According to Software AG, customer-facing cloud services were not impacted by the Clop attack, but both employee personal information and confidential files were breached. The exploited information included Software AG’s internal network and employee laptops which included information belonging to the company’s employees: Passport numbers, photo ID scans, health care information, emails, contact lists, and employment contracts among other items. The incident is yet another sign of ransomware groups increasingly going after large enterprise targets with deep pockets.
On July 22nd and in near succession with the Garmin attack, NorthShore University HealthSystem announced they were part of a data security breach that potentially had affected over 348,000 people. They were informed about the breach from a company named Blackbaud, a software services provider to thousands of nonprofit fundraising entities worldwide, including NorthShore Foundation.

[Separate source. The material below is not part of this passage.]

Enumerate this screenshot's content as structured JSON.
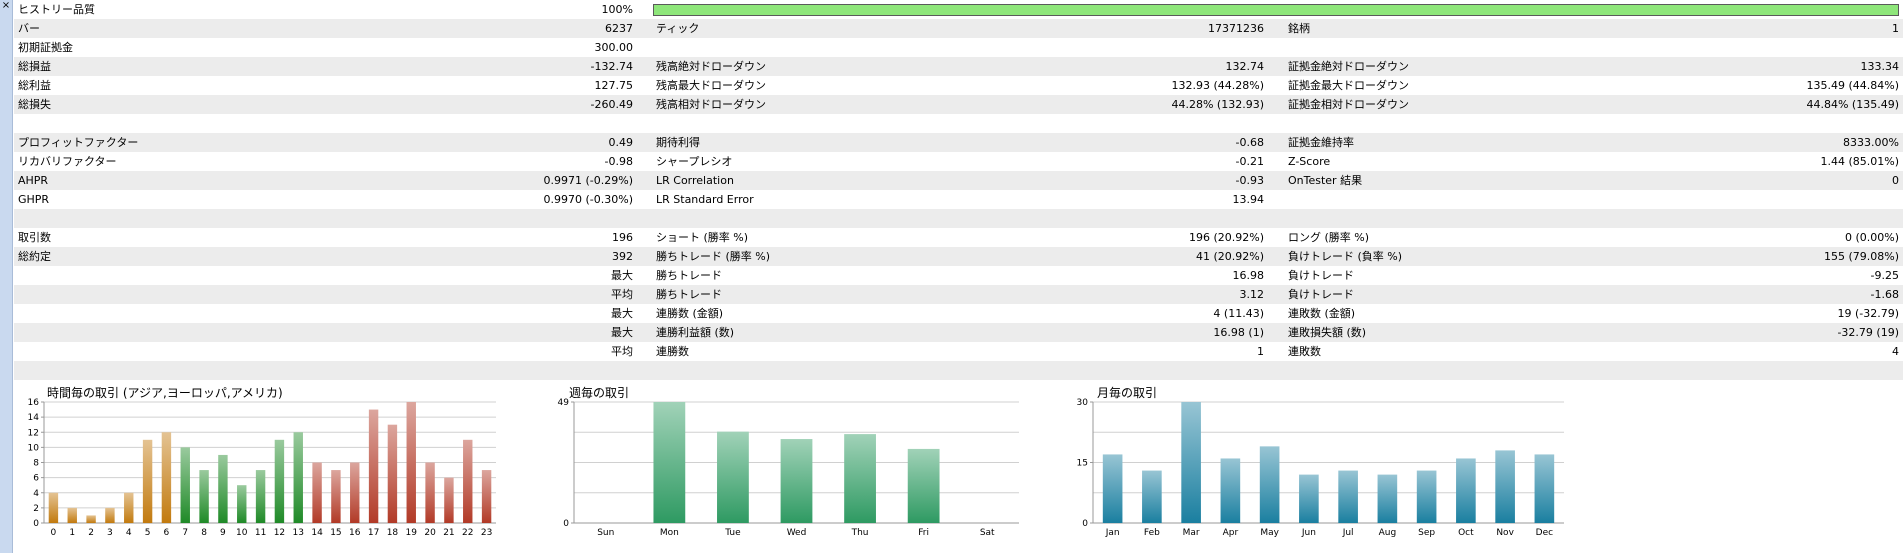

According to Blackbaud, the breach occurred due to a ransomware attack on its systems between February 7th and May 20th, during which time unauthorized individuals accessed and extracted some of Blackbaud’s client files.
NorthShore determined that patients’ full names, dates of birth, contact information, admission and discharge dates and more were accessible by the attackers.
As we are at the start of 2021 many more breaches will grab the security headlines and we will learn how hackers are becoming more sophisticated when targeting large organizations. One thing that will never change is how employees unintentionally allow cybercriminals to exploit their information and their organization.
As long as security hygiene isn’t up to par, hackers will continue to exploit organizations where it truly hurts, finally. Hopefully, we can learn from 2020 and avoid becoming a victim listed on the next year’s top attacks.